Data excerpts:
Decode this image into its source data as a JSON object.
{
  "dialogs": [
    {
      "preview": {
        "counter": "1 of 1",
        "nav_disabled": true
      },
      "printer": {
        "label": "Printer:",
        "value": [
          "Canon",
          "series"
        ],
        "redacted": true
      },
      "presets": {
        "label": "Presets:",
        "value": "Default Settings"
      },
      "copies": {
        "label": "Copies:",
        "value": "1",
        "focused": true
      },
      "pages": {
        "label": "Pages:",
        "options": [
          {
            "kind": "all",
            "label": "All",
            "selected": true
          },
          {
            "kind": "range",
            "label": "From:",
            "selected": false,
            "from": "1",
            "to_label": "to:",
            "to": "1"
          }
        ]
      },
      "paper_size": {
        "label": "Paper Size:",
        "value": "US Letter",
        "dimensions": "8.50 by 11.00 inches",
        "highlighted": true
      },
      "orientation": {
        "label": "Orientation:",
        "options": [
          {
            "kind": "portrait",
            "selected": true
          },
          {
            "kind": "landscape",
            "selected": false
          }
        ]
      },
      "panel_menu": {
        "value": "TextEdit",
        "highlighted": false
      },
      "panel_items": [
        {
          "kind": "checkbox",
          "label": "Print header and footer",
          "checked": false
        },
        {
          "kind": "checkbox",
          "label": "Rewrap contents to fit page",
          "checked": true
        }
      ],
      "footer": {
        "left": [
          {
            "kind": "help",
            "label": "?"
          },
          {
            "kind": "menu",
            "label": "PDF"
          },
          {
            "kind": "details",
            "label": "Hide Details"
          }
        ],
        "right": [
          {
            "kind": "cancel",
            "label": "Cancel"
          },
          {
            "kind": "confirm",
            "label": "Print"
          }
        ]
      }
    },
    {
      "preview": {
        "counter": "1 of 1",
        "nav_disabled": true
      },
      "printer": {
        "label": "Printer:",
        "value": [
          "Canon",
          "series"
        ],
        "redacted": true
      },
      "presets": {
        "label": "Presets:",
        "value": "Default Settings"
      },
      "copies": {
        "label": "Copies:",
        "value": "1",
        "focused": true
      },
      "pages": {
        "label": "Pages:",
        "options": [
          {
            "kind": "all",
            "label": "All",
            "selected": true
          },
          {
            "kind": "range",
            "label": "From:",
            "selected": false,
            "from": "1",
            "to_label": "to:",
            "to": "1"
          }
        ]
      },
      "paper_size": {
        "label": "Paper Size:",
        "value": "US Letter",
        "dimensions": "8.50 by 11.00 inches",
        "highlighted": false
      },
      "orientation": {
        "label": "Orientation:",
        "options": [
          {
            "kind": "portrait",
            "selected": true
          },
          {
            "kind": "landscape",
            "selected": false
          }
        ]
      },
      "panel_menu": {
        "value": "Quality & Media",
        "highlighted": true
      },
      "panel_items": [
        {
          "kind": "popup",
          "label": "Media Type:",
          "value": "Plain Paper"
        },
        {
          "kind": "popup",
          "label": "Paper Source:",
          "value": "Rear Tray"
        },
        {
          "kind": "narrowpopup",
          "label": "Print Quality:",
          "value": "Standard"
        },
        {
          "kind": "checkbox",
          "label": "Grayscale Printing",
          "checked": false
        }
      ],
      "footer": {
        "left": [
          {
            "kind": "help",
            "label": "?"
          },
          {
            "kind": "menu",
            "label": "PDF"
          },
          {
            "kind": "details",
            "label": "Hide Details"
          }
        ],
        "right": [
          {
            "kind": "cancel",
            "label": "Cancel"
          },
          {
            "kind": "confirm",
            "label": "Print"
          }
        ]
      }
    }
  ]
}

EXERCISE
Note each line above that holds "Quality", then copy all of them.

SOLUTION TO THE PROBLEM
        "value": "Quality & Media",
          "label": "Print Quality:",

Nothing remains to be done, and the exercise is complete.